What you will do
Below are records to give again exactly; omit each image they contain.
[Entries supplied Boundary: Start]
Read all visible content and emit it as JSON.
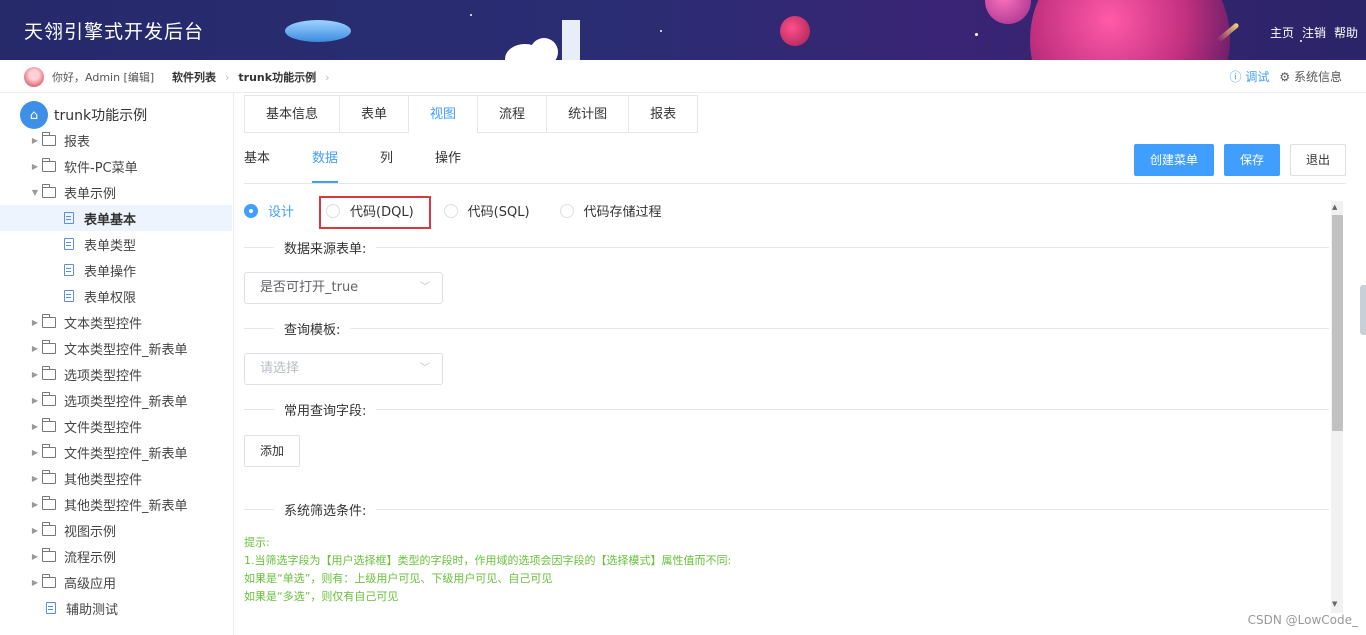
{
  "header": {
    "title": "天翎引擎式开发后台",
    "nav": [
      "主页",
      "注销",
      "帮助"
    ]
  },
  "breadcrumb": {
    "greeting": "你好，Admin [编辑]",
    "items": [
      "软件列表",
      "trunk功能示例"
    ],
    "debug": "调试",
    "system_info": "系统信息"
  },
  "sidebar": {
    "root": "trunk功能示例",
    "items": [
      {
        "label": "报表",
        "type": "folder"
      },
      {
        "label": "软件-PC菜单",
        "type": "folder"
      },
      {
        "label": "表单示例",
        "type": "folder",
        "expanded": true
      },
      {
        "label": "表单基本",
        "type": "doc",
        "selected": true
      },
      {
        "label": "表单类型",
        "type": "doc"
      },
      {
        "label": "表单操作",
        "type": "doc"
      },
      {
        "label": "表单权限",
        "type": "doc"
      },
      {
        "label": "文本类型控件",
        "type": "folder"
      },
      {
        "label": "文本类型控件_新表单",
        "type": "folder"
      },
      {
        "label": "选项类型控件",
        "type": "folder"
      },
      {
        "label": "选项类型控件_新表单",
        "type": "folder"
      },
      {
        "label": "文件类型控件",
        "type": "folder"
      },
      {
        "label": "文件类型控件_新表单",
        "type": "folder"
      },
      {
        "label": "其他类型控件",
        "type": "folder"
      },
      {
        "label": "其他类型控件_新表单",
        "type": "folder"
      },
      {
        "label": "视图示例",
        "type": "folder"
      },
      {
        "label": "流程示例",
        "type": "folder"
      },
      {
        "label": "高级应用",
        "type": "folder"
      },
      {
        "label": "辅助测试",
        "type": "doc-root"
      }
    ]
  },
  "main": {
    "tabs": [
      "基本信息",
      "表单",
      "视图",
      "流程",
      "统计图",
      "报表"
    ],
    "active_tab": 2,
    "subtabs": [
      "基本",
      "数据",
      "列",
      "操作"
    ],
    "active_subtab": 1,
    "buttons": {
      "create_menu": "创建菜单",
      "save": "保存",
      "exit": "退出"
    },
    "radios": [
      "设计",
      "代码(DQL)",
      "代码(SQL)",
      "代码存储过程"
    ],
    "radio_selected": 0,
    "sections": {
      "data_source": "数据来源表单:",
      "query_template": "查询模板:",
      "common_fields": "常用查询字段:",
      "system_filter": "系统筛选条件:"
    },
    "data_source_value": "是否可打开_true",
    "query_template_placeholder": "请选择",
    "add_button": "添加",
    "tips": [
      "提示:",
      "1.当筛选字段为【用户选择框】类型的字段时，作用域的选项会因字段的【选择模式】属性值而不同:",
      "如果是“单选”，则有：上级用户可见、下级用户可见、自己可见",
      "如果是“多选”，则仅有自己可见"
    ]
  },
  "watermark": "CSDN @LowCode_",
  "colors": {
    "primary": "#409eff",
    "tip_green": "#67c23a",
    "highlight_red": "#d9383f"
  }
}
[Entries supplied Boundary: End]
Solution to the exercise
Read all visible content and emit it as JSON.
{
  "header": {
    "title": "天翎引擎式开发后台",
    "nav": [
      "主页",
      "注销",
      "帮助"
    ]
  },
  "breadcrumb": {
    "greeting": "你好，Admin [编辑]",
    "items": [
      "软件列表",
      "trunk功能示例"
    ],
    "debug": "调试",
    "system_info": "系统信息"
  },
  "sidebar": {
    "root": "trunk功能示例",
    "items": [
      {
        "label": "报表",
        "type": "folder"
      },
      {
        "label": "软件-PC菜单",
        "type": "folder"
      },
      {
        "label": "表单示例",
        "type": "folder",
        "expanded": true
      },
      {
        "label": "表单基本",
        "type": "doc",
        "selected": true
      },
      {
        "label": "表单类型",
        "type": "doc"
      },
      {
        "label": "表单操作",
        "type": "doc"
      },
      {
        "label": "表单权限",
        "type": "doc"
      },
      {
        "label": "文本类型控件",
        "type": "folder"
      },
      {
        "label": "文本类型控件_新表单",
        "type": "folder"
      },
      {
        "label": "选项类型控件",
        "type": "folder"
      },
      {
        "label": "选项类型控件_新表单",
        "type": "folder"
      },
      {
        "label": "文件类型控件",
        "type": "folder"
      },
      {
        "label": "文件类型控件_新表单",
        "type": "folder"
      },
      {
        "label": "其他类型控件",
        "type": "folder"
      },
      {
        "label": "其他类型控件_新表单",
        "type": "folder"
      },
      {
        "label": "视图示例",
        "type": "folder"
      },
      {
        "label": "流程示例",
        "type": "folder"
      },
      {
        "label": "高级应用",
        "type": "folder"
      },
      {
        "label": "辅助测试",
        "type": "doc-root"
      }
    ]
  },
  "main": {
    "tabs": [
      "基本信息",
      "表单",
      "视图",
      "流程",
      "统计图",
      "报表"
    ],
    "active_tab": 2,
    "subtabs": [
      "基本",
      "数据",
      "列",
      "操作"
    ],
    "active_subtab": 1,
    "buttons": {
      "create_menu": "创建菜单",
      "save": "保存",
      "exit": "退出"
    },
    "radios": [
      "设计",
      "代码(DQL)",
      "代码(SQL)",
      "代码存储过程"
    ],
    "radio_selected": 0,
    "sections": {
      "data_source": "数据来源表单:",
      "query_template": "查询模板:",
      "common_fields": "常用查询字段:",
      "system_filter": "系统筛选条件:"
    },
    "data_source_value": "是否可打开_true",
    "query_template_placeholder": "请选择",
    "add_button": "添加",
    "tips": [
      "提示:",
      "1.当筛选字段为【用户选择框】类型的字段时，作用域的选项会因字段的【选择模式】属性值而不同:",
      "如果是“单选”，则有：上级用户可见、下级用户可见、自己可见",
      "如果是“多选”，则仅有自己可见"
    ]
  },
  "watermark": "CSDN @LowCode_",
  "colors": {
    "primary": "#409eff",
    "tip_green": "#67c23a",
    "highlight_red": "#d9383f"
  }
}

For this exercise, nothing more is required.